[Component data from apps and pages]
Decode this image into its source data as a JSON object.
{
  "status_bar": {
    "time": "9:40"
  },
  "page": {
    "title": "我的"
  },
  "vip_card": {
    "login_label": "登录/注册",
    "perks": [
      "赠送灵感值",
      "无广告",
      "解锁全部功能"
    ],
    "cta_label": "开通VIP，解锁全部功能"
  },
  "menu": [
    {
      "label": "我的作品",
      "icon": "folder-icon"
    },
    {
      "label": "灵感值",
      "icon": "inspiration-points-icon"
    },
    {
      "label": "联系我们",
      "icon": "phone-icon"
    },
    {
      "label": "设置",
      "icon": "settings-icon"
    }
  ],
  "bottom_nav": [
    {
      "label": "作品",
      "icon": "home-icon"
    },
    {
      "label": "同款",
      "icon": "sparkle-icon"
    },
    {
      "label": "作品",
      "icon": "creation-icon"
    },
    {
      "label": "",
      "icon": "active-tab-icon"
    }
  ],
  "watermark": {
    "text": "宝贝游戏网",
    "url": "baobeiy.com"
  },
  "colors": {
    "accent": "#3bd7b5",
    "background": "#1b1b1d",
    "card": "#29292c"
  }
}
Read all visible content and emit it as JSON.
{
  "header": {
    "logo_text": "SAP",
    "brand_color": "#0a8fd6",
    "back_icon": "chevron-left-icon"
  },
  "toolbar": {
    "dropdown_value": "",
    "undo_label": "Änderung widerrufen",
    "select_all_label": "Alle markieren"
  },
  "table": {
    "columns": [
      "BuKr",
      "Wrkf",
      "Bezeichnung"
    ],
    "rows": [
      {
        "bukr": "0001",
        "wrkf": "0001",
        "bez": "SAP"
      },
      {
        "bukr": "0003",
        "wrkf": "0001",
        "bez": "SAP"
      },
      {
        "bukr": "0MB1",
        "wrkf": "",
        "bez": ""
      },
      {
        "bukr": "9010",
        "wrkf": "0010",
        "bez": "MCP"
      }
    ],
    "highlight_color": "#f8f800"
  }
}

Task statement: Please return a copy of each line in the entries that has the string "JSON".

Written answer:
Decode this image into its source data as a JSON object.
Read all visible content and emit it as JSON.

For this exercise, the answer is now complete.